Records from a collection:
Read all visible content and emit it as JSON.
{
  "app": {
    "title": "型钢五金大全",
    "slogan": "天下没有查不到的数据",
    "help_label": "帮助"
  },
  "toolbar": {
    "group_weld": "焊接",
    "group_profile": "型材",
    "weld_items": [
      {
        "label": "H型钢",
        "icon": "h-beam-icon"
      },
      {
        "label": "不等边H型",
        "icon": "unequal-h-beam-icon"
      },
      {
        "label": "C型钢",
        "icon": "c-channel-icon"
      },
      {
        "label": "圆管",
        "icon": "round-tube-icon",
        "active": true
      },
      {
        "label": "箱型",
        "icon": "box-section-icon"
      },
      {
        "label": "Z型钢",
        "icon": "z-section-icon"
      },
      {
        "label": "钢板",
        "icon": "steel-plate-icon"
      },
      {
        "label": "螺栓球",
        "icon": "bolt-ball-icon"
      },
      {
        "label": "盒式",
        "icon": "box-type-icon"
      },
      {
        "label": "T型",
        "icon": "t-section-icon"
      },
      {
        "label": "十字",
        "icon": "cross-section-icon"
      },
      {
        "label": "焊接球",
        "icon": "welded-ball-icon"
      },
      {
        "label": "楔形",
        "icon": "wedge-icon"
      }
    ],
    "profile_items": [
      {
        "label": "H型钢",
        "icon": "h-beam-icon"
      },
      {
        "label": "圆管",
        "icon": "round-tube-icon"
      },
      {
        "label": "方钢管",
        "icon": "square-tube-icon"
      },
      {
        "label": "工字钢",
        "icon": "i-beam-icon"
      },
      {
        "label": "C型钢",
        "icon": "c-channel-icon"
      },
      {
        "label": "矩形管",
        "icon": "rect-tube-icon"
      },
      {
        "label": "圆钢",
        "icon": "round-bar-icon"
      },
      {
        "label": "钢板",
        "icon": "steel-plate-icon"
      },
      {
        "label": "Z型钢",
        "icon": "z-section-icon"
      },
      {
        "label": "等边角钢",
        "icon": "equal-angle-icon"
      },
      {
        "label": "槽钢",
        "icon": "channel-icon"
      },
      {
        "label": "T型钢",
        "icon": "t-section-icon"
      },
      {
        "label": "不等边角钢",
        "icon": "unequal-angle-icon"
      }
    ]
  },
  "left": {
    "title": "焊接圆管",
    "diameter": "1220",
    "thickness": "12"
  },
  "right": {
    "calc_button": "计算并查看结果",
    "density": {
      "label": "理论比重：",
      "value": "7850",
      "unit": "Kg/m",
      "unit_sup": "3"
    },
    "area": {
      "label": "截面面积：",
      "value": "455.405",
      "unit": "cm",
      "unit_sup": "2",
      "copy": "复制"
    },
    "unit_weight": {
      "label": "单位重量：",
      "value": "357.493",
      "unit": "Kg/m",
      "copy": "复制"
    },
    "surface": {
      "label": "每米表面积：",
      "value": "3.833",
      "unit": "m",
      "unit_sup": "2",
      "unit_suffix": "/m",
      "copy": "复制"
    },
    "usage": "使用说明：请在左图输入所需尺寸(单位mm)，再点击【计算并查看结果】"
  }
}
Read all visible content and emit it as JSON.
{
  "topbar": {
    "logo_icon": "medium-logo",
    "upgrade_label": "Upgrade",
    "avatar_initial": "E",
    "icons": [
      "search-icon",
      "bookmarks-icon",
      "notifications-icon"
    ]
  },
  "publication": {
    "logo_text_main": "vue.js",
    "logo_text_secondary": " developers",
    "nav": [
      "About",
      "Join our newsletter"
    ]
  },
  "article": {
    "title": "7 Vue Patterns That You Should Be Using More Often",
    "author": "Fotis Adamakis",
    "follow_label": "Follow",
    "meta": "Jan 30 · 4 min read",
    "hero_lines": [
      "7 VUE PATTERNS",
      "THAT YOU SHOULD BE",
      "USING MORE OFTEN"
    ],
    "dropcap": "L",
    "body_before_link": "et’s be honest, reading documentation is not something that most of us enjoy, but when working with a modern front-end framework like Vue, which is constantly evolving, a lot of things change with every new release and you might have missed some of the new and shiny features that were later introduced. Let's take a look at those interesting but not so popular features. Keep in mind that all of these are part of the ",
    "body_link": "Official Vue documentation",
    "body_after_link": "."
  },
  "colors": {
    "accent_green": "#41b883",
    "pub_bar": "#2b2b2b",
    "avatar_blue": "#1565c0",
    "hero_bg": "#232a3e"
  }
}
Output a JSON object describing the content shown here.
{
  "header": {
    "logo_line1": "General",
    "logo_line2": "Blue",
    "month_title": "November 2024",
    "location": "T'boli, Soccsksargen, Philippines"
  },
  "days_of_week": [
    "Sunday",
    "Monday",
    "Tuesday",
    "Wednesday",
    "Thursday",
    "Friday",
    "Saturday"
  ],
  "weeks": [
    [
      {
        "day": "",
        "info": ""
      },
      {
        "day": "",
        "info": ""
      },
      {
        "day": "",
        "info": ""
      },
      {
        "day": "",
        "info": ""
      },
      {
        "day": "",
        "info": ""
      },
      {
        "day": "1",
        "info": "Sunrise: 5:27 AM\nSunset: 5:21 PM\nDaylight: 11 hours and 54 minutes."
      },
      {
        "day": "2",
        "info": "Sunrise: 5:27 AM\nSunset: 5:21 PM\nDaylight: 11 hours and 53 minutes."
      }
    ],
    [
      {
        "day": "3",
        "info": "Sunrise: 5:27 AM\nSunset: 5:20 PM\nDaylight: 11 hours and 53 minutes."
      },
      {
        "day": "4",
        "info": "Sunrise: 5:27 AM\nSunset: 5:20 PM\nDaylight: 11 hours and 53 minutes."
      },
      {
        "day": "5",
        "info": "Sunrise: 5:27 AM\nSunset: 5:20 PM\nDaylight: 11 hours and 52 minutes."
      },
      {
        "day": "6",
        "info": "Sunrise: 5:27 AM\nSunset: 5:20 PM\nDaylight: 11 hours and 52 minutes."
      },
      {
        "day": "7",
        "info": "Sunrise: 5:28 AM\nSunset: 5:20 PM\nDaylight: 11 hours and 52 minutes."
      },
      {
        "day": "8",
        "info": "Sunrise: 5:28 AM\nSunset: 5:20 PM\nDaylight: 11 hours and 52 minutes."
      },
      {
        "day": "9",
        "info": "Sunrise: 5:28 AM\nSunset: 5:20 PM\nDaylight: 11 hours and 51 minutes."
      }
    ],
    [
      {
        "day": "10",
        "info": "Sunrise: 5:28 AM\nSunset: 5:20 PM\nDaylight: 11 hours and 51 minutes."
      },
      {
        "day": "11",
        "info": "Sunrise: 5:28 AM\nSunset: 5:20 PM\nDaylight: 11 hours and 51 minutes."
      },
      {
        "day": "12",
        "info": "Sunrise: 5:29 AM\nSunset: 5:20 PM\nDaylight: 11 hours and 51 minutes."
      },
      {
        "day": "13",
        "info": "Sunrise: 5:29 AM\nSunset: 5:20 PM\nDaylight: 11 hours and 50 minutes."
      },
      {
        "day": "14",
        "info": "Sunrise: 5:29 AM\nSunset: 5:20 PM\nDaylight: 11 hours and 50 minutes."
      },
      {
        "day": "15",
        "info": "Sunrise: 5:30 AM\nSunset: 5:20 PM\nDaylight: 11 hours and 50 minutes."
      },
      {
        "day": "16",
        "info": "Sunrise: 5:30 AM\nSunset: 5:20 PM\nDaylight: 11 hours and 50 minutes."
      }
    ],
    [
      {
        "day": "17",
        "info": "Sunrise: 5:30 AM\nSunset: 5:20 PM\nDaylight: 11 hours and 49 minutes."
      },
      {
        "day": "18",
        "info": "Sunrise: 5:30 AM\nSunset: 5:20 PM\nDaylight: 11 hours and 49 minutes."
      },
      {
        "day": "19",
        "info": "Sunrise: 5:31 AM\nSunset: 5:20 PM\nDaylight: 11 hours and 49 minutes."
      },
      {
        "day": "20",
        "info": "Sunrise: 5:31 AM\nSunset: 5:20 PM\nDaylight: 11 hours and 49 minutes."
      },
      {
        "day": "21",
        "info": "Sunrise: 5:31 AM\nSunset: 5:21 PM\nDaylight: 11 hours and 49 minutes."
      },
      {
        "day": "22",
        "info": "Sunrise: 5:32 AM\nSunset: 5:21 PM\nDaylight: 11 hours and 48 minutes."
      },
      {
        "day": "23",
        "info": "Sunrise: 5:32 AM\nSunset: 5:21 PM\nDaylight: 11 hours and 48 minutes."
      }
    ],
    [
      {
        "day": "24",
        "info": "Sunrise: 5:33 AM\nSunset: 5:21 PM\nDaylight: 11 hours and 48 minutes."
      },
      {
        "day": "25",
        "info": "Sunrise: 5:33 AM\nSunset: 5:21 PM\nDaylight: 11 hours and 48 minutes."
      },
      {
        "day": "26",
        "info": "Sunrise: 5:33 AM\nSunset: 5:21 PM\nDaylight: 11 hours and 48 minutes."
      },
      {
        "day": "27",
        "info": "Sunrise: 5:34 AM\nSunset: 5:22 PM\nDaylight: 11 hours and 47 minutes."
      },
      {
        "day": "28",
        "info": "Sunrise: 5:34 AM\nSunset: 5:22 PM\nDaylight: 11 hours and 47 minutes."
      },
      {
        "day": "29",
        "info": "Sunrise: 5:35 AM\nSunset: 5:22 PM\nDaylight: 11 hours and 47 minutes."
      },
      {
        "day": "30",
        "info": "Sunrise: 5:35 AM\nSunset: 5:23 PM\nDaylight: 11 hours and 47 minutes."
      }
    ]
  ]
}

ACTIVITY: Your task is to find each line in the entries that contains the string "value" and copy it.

ANSWER BELOW:
      "value": "7850",
      "value": "455.405",
      "value": "357.493",
      "value": "3.833",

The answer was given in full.